Thieves strike at judge’s house, steal trees in Madhya Pradesh

first_imgA gang of five thieves struck at the residence of Arun Kumar Singh, a district court judge and chopped off four sandalwood trees from the premises, before decamping with the logs, police said on Saturday. Police said Justice Singh and his family members were asleep when the incident took place, adding that the thieves cut the trees after threatening the judge’s police guard at gunpoint.The incident took place during the intervening night of Thursday and Friday, police said, adding that the thieves cut the trees after threatening the judge’s police guard at gunpoint.The police guard, Budhi Lal Kol, lodged a complaint with the police in this regard.“As per the complaint, one of the thieves first entered district and sessions court judge Arun Kumar Singh’s bungalow in Civil Lines area on the intervening night of November 14 and 15. He threatened Kol with a country-made pistol. Soon, four other accomplices joined him and held the guard captive,” City Superintendent of Police Shivendra Singh told PTI.“Within 10 minutes, the accused cut the sandalwood trees and fled with the logs. Total four guards, including Kol, were stationed at different locations at the bungalow when the incident took place. However, the thieves did not harm anyone,” he said.Police said the judge and his family members were asleep when the incident took place. According to Singh, police suspect that the accused were from Uttar Pradesh’s Kannauj, which is home to several manufacturing units of incense sticks and perfumes.“In the past, Rewa police had arrested some people from Kannauj for cutting and stealing sandalwood trees from the city,” the CSP said.“Sandalwood is used in making incense sticks and perfume. The cost of the trees stolen from the judge’s house could be around ₹3 to 5 lakh,” he said. Singh said that police have registered a case in this connection and launched a search to catch the accused.last_img read more

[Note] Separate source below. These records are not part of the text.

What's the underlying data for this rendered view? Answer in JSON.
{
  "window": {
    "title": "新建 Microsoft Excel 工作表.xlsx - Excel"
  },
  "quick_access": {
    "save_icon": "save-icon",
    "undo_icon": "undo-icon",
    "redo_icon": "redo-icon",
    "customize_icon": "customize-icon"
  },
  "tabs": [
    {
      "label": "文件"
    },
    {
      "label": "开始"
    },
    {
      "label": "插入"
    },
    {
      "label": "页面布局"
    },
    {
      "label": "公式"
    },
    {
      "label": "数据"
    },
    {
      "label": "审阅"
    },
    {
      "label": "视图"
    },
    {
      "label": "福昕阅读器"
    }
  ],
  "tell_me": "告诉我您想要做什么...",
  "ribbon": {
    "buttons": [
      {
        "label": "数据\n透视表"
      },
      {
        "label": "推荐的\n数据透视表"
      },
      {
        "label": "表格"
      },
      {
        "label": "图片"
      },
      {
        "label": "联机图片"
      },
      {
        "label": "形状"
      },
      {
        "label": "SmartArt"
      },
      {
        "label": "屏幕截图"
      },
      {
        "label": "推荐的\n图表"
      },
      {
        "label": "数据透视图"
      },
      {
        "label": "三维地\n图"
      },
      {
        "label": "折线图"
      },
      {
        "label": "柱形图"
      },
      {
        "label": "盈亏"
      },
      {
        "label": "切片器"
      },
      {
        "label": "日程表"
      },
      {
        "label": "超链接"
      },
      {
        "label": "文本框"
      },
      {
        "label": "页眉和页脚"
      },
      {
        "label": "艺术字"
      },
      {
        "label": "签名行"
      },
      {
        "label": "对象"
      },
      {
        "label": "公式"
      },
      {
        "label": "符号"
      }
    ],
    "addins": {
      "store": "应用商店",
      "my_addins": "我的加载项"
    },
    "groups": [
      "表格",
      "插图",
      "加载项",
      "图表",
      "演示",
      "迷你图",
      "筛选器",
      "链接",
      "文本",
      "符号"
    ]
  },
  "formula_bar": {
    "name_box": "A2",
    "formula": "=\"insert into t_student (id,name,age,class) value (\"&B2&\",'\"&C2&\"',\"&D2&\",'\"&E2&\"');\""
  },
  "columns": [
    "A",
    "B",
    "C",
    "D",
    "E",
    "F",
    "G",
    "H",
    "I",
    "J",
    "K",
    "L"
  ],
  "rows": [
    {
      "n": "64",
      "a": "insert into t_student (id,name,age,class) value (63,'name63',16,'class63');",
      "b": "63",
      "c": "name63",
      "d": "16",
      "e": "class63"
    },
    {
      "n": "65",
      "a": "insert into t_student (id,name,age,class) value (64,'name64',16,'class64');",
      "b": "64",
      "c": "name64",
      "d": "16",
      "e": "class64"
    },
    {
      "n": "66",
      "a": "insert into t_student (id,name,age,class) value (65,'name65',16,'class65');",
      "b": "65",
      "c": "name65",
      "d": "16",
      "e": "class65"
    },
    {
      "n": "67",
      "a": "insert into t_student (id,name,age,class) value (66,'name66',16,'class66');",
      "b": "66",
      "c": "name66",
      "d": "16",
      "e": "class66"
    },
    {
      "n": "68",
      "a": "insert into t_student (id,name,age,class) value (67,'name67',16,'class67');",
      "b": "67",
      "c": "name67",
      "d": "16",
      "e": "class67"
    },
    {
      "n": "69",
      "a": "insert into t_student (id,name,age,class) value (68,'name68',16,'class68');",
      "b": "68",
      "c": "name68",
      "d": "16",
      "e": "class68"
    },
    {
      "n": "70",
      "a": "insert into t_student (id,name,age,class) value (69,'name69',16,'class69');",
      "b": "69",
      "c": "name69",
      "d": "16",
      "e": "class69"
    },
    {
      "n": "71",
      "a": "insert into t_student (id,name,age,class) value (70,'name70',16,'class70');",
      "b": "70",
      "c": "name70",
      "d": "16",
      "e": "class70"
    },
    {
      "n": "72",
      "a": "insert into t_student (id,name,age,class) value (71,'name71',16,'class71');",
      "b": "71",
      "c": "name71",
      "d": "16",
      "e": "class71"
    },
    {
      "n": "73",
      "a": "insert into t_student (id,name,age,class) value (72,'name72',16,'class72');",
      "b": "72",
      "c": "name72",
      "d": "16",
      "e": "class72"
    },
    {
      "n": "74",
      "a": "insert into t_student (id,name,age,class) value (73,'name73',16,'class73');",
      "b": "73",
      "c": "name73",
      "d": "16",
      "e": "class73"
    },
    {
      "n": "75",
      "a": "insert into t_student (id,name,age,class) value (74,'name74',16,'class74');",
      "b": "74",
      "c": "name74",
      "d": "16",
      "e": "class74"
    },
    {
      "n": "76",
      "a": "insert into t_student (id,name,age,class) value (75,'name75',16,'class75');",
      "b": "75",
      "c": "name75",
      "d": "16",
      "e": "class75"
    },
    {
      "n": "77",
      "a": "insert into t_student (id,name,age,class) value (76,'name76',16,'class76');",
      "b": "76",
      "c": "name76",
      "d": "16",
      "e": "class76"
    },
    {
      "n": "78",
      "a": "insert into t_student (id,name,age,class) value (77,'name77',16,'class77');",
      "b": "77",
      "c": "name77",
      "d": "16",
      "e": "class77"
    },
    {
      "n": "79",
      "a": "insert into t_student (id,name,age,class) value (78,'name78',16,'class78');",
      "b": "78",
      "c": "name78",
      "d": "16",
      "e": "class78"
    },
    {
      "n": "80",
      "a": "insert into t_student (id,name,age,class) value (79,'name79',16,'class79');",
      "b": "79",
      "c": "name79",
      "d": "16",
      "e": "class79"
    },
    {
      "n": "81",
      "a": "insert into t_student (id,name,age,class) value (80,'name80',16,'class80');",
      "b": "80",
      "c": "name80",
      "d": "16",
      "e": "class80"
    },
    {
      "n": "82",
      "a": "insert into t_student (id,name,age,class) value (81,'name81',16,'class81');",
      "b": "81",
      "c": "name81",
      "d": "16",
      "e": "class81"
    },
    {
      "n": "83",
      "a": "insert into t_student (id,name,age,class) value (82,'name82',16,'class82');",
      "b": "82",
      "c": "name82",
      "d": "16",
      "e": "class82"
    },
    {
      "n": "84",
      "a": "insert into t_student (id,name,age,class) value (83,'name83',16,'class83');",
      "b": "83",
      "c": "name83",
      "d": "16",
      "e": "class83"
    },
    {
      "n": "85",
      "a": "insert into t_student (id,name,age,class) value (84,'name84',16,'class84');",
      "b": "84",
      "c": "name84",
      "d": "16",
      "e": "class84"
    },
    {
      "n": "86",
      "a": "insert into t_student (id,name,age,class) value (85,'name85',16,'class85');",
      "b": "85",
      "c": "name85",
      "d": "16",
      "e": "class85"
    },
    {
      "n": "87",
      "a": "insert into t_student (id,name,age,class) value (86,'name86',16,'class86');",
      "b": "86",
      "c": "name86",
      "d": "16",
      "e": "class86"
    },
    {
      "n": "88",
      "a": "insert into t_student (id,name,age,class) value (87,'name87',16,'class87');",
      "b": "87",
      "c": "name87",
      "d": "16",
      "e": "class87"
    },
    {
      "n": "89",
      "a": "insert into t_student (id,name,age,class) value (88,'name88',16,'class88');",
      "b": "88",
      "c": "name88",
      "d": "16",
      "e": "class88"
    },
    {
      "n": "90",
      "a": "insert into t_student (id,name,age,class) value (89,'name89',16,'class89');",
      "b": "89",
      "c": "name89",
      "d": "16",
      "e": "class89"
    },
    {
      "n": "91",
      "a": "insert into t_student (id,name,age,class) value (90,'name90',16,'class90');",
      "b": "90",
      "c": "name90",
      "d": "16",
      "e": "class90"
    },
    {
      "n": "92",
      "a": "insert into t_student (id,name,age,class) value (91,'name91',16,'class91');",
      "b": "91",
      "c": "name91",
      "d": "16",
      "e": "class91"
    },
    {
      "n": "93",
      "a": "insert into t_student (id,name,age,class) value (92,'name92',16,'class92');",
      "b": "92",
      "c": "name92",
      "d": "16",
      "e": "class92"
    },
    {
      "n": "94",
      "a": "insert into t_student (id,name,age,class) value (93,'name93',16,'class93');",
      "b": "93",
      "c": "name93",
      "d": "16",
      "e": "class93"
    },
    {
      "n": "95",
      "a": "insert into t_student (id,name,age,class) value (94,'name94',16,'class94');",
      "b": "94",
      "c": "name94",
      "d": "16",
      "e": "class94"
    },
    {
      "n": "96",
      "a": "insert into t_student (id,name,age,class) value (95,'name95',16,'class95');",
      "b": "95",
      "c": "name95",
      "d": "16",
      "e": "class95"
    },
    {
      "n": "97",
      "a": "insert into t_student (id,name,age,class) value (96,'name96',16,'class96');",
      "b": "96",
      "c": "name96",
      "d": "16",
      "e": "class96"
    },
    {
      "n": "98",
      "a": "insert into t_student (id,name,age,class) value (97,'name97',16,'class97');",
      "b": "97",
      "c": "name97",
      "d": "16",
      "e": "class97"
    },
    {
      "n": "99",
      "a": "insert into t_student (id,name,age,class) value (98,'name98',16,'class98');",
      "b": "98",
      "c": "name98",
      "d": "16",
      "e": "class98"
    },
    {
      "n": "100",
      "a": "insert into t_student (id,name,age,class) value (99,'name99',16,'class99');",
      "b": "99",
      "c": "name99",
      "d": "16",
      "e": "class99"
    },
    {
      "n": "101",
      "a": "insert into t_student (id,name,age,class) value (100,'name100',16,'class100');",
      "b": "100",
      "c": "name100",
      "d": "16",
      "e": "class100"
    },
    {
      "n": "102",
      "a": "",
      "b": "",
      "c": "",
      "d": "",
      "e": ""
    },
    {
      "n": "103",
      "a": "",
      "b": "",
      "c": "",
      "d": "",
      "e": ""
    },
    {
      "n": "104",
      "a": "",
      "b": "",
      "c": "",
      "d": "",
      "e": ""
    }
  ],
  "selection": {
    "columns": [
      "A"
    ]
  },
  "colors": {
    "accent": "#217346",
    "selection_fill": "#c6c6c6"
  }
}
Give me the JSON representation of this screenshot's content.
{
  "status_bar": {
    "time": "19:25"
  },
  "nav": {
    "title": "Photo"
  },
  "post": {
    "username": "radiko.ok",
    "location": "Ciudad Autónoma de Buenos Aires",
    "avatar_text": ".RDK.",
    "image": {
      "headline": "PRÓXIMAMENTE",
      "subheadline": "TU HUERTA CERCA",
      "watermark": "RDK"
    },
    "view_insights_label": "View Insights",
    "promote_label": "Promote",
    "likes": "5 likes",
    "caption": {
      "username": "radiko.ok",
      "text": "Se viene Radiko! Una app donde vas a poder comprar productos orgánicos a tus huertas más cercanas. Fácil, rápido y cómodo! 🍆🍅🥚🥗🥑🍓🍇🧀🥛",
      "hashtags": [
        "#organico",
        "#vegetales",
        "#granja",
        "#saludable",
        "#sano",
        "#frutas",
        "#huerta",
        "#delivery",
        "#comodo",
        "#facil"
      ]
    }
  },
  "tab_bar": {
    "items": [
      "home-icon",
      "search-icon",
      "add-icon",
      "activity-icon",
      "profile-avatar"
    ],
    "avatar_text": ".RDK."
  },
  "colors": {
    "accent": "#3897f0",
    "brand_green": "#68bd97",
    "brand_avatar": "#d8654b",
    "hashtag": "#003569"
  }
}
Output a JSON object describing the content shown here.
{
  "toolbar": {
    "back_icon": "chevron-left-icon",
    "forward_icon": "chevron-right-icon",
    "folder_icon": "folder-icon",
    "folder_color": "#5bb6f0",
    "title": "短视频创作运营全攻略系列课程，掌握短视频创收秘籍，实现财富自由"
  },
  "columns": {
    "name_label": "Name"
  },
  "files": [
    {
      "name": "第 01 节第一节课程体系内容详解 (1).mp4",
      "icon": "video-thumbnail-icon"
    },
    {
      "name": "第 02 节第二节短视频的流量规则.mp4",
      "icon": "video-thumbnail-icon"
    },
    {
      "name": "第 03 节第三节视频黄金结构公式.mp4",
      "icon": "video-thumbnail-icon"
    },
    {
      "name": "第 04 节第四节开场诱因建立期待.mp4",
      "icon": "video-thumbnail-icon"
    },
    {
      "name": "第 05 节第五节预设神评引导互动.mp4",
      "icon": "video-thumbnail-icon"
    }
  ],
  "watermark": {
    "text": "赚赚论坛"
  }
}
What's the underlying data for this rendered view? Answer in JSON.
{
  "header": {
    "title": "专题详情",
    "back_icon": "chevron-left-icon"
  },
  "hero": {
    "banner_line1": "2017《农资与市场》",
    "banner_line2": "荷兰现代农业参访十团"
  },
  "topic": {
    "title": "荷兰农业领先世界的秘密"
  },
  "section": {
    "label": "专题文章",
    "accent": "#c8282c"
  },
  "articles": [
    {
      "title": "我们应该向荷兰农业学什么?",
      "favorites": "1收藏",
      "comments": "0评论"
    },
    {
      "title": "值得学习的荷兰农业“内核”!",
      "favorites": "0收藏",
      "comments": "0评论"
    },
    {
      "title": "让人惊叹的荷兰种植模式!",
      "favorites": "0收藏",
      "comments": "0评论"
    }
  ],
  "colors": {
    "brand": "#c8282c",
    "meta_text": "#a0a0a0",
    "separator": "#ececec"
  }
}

CWC 2018 Real Madrid and Al Ain are set to make

first_imgBoth teams are playing for important objectives: Real Madrid wants its third consecutive world title, while Al Ain wants to be the first non-European/South American championTomorrow, football fans have a date with history as the Grand Final of the 2018 FIFA Club World Cup is set to play.Spanish La Liga giants Real Madrid will take on local Emirati surprise club Al Ain FC, to decide who is the best team in the planet.And both sides are playing for important objectives.Madrid is participating in its fourth FIFA Club World Cup Final, and third consecutive, and want to become the biggest champion in the tournament.They are currently tied with three tiles with fellow Spanish team Barcelona.Meanwhile, Al Ain FC has surprised the world, not only by beating New Zealand’s Team Wellington in the Playoff match, but also defeating Espérance Sportif de Tunis in the Quarterfinals.Sergio Ramos, Real MadridZidane reveals Sergio Ramos injury concern for Real Madrid Andrew Smyth – September 14, 2019 Zinedine Zidane has put Sergio Ramos’ availability for Real Madrid’s trip to Sevilla next weekend in doubt after withdrawing him against Levante.The Boss then defeated Copa Libertadores king River Plate, in a surprising match that had to be decided in penalty kicks.This means, that they have the chance to become the first non-European/South American champion in the tournament’s history.Before this match, Argentina’s River Plate will take on Japanese and Asian champions Kashima Antlers to settle the Third Place of the CWC.Who do you think will win the tournament this Saturday?#CWC18: You can follow all our coverage of the FIFA Club World Cup in our different social media. @ClubWorldCups pic.twitter.com/0BmSDpo0kQ— Ronaldo.com (@ronaldocomint) December 15, 2018last_img read more